Be a Squeaky Wheel, Not a Complainer
“What you’re supposed to do when you don’t like a thing is change it. If you can’t change it, change the way you think about it. Don’t complain.” – Maya Angelou
Addressing a distressing topic is not easy. It takes courage and thought to make the discussion productive. Being a squeaky wheel can promote change if handled properly, complaining rarely does. In fact, constant complaining can bring down an entire team and prevent any chance of success. I don’t think there is a SBO who hasn’t experienced or witnessed a team get derailed by complaining.
The fact remains, in order to affect changes that are productive, a certain amount of assertive, well-intentioned and honest discussion is required.
In a recent issue of Success magazine, psychologist Gary Winch, Ph.D. provided five questions to ask before you make a complaint:

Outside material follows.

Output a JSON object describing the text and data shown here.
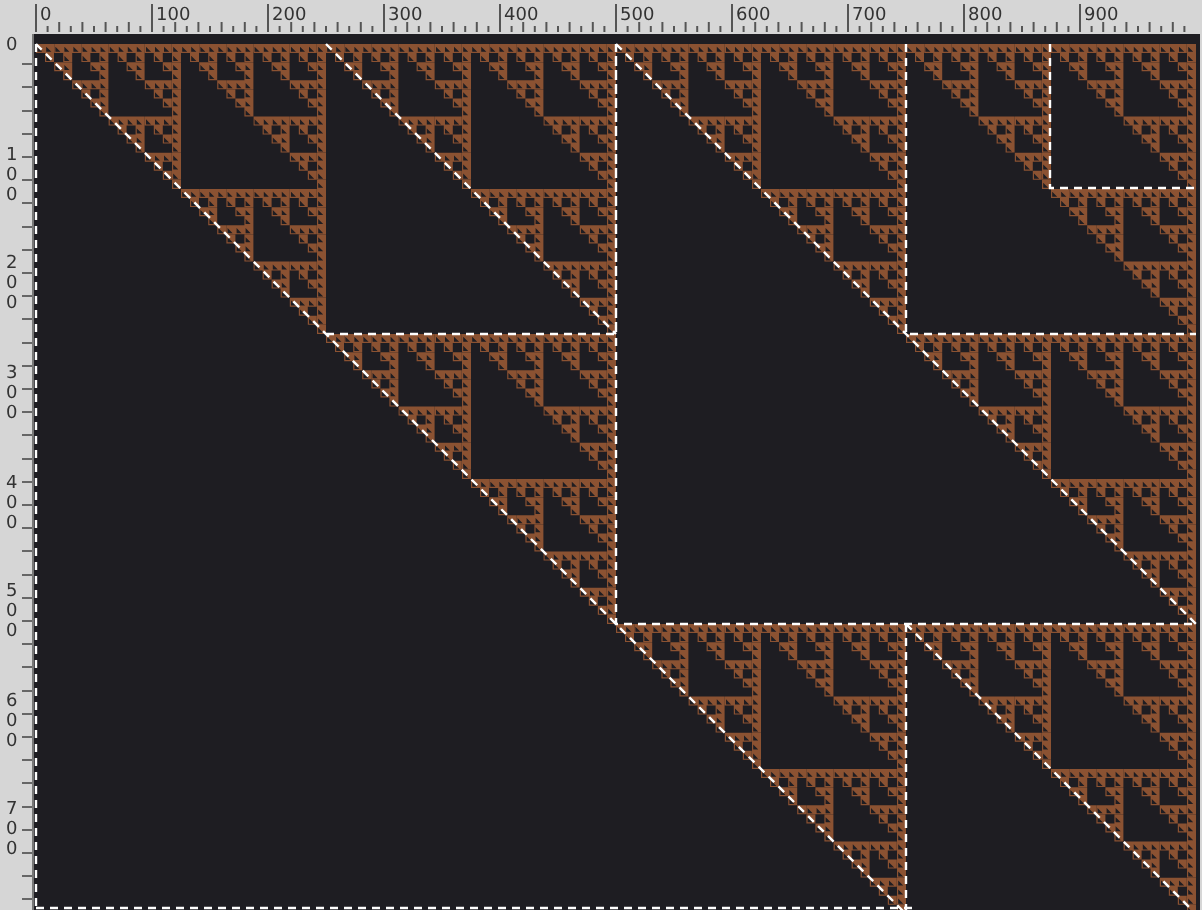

- What do I want to achieve? Are you looking for understanding, an apology, corrective action or behavior? Be clear. Have the end in mind (thank you Steven Covey).
- Who should I complain to? Do you want to address the person who can change a situation or are you asking someone else to intervene? Make sure your intention (or request) is transparent.
- What’s the best venue or method for my complaint? Sometimes face-to-face can be too personal or intimate. Perhaps a phone call provides the distance needed to prevent defensiveness or explosive behavior. Although email and notes can also provide distance, clarity and objective language is called for, so be cautious in communicating by written word. Without inflection and body language, or quick clarifications possible during conversation, words and thoughts can be misconstrued – and cannot be taken back or explained before damage is done.
- When is the best time to complain? Bringing up a problem on the heels of an emotional or trying situation is obviously not a good idea, but blindsiding someone is never a good idea either. Inform the other party you have something you wish to discuss so they can be prepared and provide their full attention. Make an appointment if needed. Remember, the purpose is to resolve a problem or make a change, not to complain.
- How should I phrase my complaint? Winch suggests the sandwich model. State a positive. State the problem and then follow-up with another positive. The last positive statement is motivating and communicates that a lasting resentment can be prevented. It’s the positive hope that the situation will be resolved, a change made and everyone can move on.
Complaining, that close cousin to gossip, can fester and generate a lot of bad feelings, resentments and can divide teams into factions. Being a clear, honest and well-intentioned squeaky wheel takes steps to resolve the problem and clear the air so everyone and all their energy can be devoted to growth and success.
To Your Success!